Tashkent is perplexed by a statement made by the US Department of State, which accuses Uzbekistan of systematically violating its citizens’ religious freedoms. Bekhzod Kadyrov, an adviser to the chairman of the Committee on Religious Affairs at Uzbekistan’s Cabinet, said in an interview with Nezavisimaya Gazeta that the State Department jumped to conclusions, since the list of "violators" is published after the annual report by the United States Commission on International Religious Freedom, due to be presented in April, has been made public.
Earlier this month, the US Department of State published a list of countries involved in what it described as flagrant violations of religious freedoms. The list includes three post-Soviet republics - Tajikistan, Turkmenistan and Uzbekistan. Tashkent strongly disagreed with this assessment, as the situation in the religious sphere has improved by leaps and bounds over the past year.
When asked whether Uzbekistan is facing Islamization and radicalization, Kadyrov said that the current religious policy is based precisely on protecting people from extremist ideas. "The weakest spot is young people. To protect them from extremism, we need an idea, that is, enlightenment. Special attention should be given to labor migrants working in Russia and Kazakhstan who are susceptible to extremists’ influence. Losing part of the younger generation is inadmissible," he stressed.
According to Zurab Todua, an ex-Moldovan MP and an expert on post-Russian space, Uzbekistan has far-reaching experience in fighting religious extremists. "In the late 1990s, when the West, which had not yet encountered the September 11 terror attacks, was indulging in wishful thinking, Tashkent already went through clashes with extremists who were mulling the creation of the Islamic Caliphate in Central Asia. Taking into account Uzbekistan’s experience and its tough and consistent policy regarding radical Islamic groups, I see no internal preconditions for any problems in this area. They can emerge from the outside, if, for one, we assume that after the defeat of extremist groups in Syria, they withdraw their remaining units to those districts of Afghanistan and Pakistan, which are uncontrolled by the central governments. In that case, after regrouping their forces, extremists could set their eyes on northern areas, on Central Asia," the expert told the paper.
According to official data, 94% of Uzbekistan’s population profess Islam, 3.5% of its citizens are Orthodox Christians, while the rest of the population belong to other religious denominations.
The number of foreign tourists around the world grew 7% in 2017 reaching 1.34 bln people, according to data provided by the World Tourism Organization. One of the reasons for that is Russians’ growing demand for tourism services. That happened due to the overhaul of the Russian economy and the strengthening ruble, the organization’s spokesman informed Vedomosti.

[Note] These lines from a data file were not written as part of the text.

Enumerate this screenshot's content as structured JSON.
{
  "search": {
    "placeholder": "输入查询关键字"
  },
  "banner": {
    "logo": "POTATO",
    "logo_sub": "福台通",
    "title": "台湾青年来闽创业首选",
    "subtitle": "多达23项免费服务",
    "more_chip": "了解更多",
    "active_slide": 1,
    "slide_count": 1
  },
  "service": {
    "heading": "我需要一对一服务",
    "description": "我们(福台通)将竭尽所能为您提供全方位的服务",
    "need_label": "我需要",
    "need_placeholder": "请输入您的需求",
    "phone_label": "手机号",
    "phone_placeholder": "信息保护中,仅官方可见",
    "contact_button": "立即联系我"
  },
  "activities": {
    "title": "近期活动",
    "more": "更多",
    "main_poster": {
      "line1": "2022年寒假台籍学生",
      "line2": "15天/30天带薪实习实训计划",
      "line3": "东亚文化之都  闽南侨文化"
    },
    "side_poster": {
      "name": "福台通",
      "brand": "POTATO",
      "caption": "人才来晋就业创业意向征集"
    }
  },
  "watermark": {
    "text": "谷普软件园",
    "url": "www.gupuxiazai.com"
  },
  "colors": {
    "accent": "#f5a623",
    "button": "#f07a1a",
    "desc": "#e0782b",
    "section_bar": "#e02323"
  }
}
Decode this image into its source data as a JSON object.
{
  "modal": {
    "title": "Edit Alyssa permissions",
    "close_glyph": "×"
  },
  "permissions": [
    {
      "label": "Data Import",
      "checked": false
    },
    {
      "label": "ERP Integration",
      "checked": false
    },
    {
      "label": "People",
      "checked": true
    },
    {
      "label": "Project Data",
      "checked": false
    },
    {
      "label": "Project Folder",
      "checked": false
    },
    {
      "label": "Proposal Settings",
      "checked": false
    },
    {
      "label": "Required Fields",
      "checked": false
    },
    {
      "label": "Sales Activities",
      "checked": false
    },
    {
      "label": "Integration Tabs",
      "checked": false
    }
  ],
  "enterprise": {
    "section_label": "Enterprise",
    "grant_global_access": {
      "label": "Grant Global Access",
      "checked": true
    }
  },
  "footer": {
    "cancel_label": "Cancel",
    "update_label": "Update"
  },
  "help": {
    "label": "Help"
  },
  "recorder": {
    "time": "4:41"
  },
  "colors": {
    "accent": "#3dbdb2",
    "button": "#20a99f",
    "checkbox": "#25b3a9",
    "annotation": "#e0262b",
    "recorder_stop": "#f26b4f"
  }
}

According to Russia’s Federal Statistics Service, outbound tourism in the country grew 27% from January to September 2017 compared to the same period in 2016.
Russian tourists began to spend more, according to some indirect signs, said General Director of Pegas Touristik, Anna Podgornaya. They order more excursions and show bigger interest in shopping. She noted that the trend to travel twice a year is gradually returning now. Tourists more often combine vacations in Russia and abroad, but some of them opt for trips abroad only.
Early booking for the summer of 2018 has been going on successfully, according to Sergey Tolchin, Deputy Director of Intourist, with sales growing manifold. The most popular destinations for this coming summer are Turkey, Tunisia, Russia, Spain and Greece, Anna Podgornaya added.
TASS is not responsible for the material quoted in the press review